While fun for kids, slumber parties can be a source of stress for parents
Practical Parenting Parenting Commentator / July 19 2018
In theory, they sound so innocuous. A fun sleepover with friends, lollies, popcorn and a movie.
But sleepovers are a huge source of stress for parents, with 89 per cent reporting that they worry when their kids stay over at a friend’s house. Indeed, one of the biggest concerns is not knowing the other parents, according to research by schoolparents.com.au.
So how do you balance your child’s wishes with your need to keep them safe? Parenting expert Dr Justin Coulson guides us through the issue...
What checks should parents do when their child wants a sleepover?
It can be tough to ask another adult how they plan to keep your child safe without sounding judgmental. The easiest way to approach a parent is to be honest and a little vulnerable. Say something like: ‘We are nervous about our child coming to stay. We’ve let her know that if she’s worried, she can call us at any time. Will that be OK?’ Questions to parents about safety, internet usage, movie guidelines, alcohol and intimacy are important, but so is what you tell your child.
What conversations should you have with your child before a sleepover?
Ask your children how they feel about the sleepover. What do they know about the family? Are there older siblings? Provide clear instructions and remind them to stay away from anything that conflicts with your family’s standards and values. Tell them not to go into anyone’s room except their friend’s room. Make sure they know they can call you any time.
How can you support children who have a sleepover at your place?
Show them around. Reassure them that if they need anything, you’re there to help. Be clear about rules. Let them know that if they need their parents, you’ll happily call them. Give them great food. Check on them occasionally (with a big smile).

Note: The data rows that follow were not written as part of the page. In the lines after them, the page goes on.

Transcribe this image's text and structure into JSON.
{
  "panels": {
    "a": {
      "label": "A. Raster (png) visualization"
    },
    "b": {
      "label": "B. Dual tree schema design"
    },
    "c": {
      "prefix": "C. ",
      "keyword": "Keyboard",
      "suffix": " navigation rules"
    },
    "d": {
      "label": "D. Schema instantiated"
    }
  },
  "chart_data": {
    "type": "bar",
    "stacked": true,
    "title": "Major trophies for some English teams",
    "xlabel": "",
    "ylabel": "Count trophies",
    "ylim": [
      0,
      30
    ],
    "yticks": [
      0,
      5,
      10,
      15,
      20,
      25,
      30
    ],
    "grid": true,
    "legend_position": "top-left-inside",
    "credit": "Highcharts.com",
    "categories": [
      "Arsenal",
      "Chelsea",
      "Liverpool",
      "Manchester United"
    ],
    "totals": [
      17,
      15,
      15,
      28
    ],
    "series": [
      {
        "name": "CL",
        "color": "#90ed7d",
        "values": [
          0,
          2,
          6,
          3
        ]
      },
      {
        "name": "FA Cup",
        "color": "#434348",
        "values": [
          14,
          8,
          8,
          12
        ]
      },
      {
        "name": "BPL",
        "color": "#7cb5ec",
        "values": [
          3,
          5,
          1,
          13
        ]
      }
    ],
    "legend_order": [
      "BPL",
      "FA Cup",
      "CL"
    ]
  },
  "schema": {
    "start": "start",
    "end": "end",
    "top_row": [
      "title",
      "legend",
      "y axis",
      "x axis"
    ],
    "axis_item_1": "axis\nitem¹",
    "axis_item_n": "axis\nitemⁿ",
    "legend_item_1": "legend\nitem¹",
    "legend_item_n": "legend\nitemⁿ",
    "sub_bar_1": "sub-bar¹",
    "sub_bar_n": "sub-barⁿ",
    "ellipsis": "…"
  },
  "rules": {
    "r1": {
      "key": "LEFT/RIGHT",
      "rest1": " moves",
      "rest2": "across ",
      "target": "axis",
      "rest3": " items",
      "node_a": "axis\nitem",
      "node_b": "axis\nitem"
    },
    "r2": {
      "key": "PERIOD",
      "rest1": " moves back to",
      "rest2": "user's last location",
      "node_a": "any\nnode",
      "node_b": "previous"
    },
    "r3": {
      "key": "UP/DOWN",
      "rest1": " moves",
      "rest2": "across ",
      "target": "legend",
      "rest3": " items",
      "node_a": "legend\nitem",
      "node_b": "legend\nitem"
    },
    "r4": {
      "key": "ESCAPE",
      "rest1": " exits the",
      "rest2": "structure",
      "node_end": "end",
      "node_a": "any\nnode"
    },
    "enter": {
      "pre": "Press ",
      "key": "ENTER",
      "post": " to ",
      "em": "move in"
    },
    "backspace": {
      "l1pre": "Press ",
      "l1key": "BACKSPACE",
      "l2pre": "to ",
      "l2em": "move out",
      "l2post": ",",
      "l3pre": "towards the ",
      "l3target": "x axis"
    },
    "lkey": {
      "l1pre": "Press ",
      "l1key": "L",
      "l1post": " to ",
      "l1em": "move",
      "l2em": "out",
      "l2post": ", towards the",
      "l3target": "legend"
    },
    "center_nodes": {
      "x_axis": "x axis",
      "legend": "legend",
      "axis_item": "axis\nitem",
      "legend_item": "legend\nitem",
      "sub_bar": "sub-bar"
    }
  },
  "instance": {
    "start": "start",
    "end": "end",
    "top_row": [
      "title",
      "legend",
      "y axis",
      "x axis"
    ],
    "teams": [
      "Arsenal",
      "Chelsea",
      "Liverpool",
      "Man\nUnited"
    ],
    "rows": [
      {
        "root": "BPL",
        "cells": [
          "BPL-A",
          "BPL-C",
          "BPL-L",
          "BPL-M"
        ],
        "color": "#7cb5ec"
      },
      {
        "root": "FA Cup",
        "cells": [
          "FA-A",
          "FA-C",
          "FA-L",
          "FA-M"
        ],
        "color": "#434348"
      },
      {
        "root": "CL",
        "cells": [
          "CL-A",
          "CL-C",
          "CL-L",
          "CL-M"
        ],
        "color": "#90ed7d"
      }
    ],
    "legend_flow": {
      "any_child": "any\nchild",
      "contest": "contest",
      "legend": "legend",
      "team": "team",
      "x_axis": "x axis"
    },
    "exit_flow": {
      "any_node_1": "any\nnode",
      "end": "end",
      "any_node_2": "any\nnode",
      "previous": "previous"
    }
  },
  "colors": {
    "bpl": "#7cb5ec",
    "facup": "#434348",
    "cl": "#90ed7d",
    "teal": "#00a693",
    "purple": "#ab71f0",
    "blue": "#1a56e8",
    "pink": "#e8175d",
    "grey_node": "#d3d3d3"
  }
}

I grew up in New Zealand, moved to London in my early 20s to work on British newspapers then moved to Australia when I was pregnant with my first child. I write a newspaper column, celebrity interviews and a parenting page. I also do TV and radio commentary, podcasting and host corporate events. I’ve also published a book on parenting, The Smallest Things. However, my greatest role – and the one I’m most proud of – is parenting my daughters, Eliza and Lilibelle, who are 17 and 14.